**Raw data:**
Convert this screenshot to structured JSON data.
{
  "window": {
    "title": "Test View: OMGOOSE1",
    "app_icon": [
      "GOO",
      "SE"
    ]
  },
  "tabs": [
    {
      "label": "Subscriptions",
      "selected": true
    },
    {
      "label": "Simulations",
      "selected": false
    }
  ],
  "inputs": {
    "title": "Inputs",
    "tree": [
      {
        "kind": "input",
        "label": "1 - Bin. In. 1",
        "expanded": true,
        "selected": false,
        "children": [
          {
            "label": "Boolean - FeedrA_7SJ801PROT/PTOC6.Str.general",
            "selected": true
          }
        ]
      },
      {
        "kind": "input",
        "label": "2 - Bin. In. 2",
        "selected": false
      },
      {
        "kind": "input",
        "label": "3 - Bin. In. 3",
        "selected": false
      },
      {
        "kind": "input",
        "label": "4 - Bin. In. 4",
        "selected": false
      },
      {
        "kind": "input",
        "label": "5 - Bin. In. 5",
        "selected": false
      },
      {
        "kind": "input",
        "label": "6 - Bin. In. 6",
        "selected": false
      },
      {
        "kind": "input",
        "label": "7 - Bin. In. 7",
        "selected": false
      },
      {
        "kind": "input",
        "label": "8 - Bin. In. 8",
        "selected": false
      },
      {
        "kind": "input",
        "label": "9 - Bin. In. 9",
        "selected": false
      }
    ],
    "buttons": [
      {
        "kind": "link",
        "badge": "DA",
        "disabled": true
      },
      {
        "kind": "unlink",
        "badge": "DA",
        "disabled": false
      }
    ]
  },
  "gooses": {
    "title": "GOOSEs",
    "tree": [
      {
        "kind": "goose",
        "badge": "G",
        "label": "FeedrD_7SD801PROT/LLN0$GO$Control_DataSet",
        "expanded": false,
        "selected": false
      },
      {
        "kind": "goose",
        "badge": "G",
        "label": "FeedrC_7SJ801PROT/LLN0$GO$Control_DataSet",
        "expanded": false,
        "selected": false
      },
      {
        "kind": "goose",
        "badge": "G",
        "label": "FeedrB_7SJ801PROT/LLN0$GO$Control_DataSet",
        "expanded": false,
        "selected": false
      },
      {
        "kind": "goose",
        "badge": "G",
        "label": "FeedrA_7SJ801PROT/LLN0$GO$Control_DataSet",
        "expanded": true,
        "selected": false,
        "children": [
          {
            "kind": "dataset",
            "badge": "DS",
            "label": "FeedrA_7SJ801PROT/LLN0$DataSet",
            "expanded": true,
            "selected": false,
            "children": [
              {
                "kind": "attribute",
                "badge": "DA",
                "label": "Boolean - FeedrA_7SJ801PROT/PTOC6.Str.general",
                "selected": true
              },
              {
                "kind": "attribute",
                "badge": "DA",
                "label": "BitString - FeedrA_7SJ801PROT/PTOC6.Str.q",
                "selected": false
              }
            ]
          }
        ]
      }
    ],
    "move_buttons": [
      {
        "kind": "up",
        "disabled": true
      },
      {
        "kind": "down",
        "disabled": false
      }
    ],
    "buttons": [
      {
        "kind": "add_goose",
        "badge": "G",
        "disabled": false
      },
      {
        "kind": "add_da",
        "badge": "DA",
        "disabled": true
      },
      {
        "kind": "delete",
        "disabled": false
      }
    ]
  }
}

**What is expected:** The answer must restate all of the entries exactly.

**Written reply:**
Convert this screenshot to structured JSON data.
{
  "window": {
    "title": "Test View: OMGOOSE1",
    "app_icon": [
      "GOO",
      "SE"
    ]
  },
  "tabs": [
    {
      "label": "Subscriptions",
      "selected": true
    },
    {
      "label": "Simulations",
      "selected": false
    }
  ],
  "inputs": {
    "title": "Inputs",
    "tree": [
      {
        "kind": "input",
        "label": "1 - Bin. In. 1",
        "expanded": true,
        "selected": false,
        "children": [
          {
            "label": "Boolean - FeedrA_7SJ801PROT/PTOC6.Str.general",
            "selected": true
          }
        ]
      },
      {
        "kind": "input",
        "label": "2 - Bin. In. 2",
        "selected": false
      },
      {
        "kind": "input",
        "label": "3 - Bin. In. 3",
        "selected": false
      },
      {
        "kind": "input",
        "label": "4 - Bin. In. 4",
        "selected": false
      },
      {
        "kind": "input",
        "label": "5 - Bin. In. 5",
        "selected": false
      },
      {
        "kind": "input",
        "label": "6 - Bin. In. 6",
        "selected": false
      },
      {
        "kind": "input",
        "label": "7 - Bin. In. 7",
        "selected": false
      },
      {
        "kind": "input",
        "label": "8 - Bin. In. 8",
        "selected": false
      },
      {
        "kind": "input",
        "label": "9 - Bin. In. 9",
        "selected": false
      }
    ],
    "buttons": [
      {
        "kind": "link",
        "badge": "DA",
        "disabled": true
      },
      {
        "kind": "unlink",
        "badge": "DA",
        "disabled": false
      }
    ]
  },
  "gooses": {
    "title": "GOOSEs",
    "tree": [
      {
        "kind": "goose",
        "badge": "G",
        "label": "FeedrD_7SD801PROT/LLN0$GO$Control_DataSet",
        "expanded": false,
        "selected": false
      },
      {
        "kind": "goose",
        "badge": "G",
        "label": "FeedrC_7SJ801PROT/LLN0$GO$Control_DataSet",
        "expanded": false,
        "selected": false
      },
      {
        "kind": "goose",
        "badge": "G",
        "label": "FeedrB_7SJ801PROT/LLN0$GO$Control_DataSet",
        "expanded": false,
        "selected": false
      },
      {
        "kind": "goose",
        "badge": "G",
        "label": "FeedrA_7SJ801PROT/LLN0$GO$Control_DataSet",
        "expanded": true,
        "selected": false,
        "children": [
          {
            "kind": "dataset",
            "badge": "DS",
            "label": "FeedrA_7SJ801PROT/LLN0$DataSet",
            "expanded": true,
            "selected": false,
            "children": [
              {
                "kind": "attribute",
                "badge": "DA",
                "label": "Boolean - FeedrA_7SJ801PROT/PTOC6.Str.general",
                "selected": true
              },
              {
                "kind": "attribute",
                "badge": "DA",
                "label": "BitString - FeedrA_7SJ801PROT/PTOC6.Str.q",
                "selected": false
              }
            ]
          }
        ]
      }
    ],
    "move_buttons": [
      {
        "kind": "up",
        "disabled": true
      },
      {
        "kind": "down",
        "disabled": false
      }
    ],
    "buttons": [
      {
        "kind": "add_goose",
        "badge": "G",
        "disabled": false
      },
      {
        "kind": "add_da",
        "badge": "DA",
        "disabled": true
      },
      {
        "kind": "delete",
        "disabled": false
      }
    ]
  }
}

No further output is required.